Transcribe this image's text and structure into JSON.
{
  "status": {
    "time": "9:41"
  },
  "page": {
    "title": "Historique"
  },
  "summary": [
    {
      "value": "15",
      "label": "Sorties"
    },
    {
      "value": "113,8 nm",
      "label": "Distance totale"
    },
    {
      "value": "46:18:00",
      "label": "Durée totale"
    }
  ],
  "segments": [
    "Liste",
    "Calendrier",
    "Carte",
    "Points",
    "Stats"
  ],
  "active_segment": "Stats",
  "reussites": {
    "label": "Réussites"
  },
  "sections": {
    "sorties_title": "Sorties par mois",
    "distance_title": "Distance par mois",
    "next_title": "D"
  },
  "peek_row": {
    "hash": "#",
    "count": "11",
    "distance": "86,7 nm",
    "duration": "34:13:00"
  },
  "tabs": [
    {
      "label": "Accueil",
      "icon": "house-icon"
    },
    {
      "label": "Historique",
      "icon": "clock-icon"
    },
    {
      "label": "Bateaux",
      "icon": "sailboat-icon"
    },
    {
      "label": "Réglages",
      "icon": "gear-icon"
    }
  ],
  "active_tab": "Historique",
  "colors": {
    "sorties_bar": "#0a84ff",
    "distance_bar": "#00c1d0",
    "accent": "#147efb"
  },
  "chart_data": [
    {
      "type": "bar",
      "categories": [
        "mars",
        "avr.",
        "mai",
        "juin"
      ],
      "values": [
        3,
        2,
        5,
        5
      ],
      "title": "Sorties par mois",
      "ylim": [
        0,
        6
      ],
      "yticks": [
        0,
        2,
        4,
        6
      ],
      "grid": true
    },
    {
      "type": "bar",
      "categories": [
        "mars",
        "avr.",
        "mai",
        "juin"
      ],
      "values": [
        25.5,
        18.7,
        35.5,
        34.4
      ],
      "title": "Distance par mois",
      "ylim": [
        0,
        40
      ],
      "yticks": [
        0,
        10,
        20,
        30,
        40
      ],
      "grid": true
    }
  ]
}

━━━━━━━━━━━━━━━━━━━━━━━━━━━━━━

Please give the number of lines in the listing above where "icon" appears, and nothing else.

4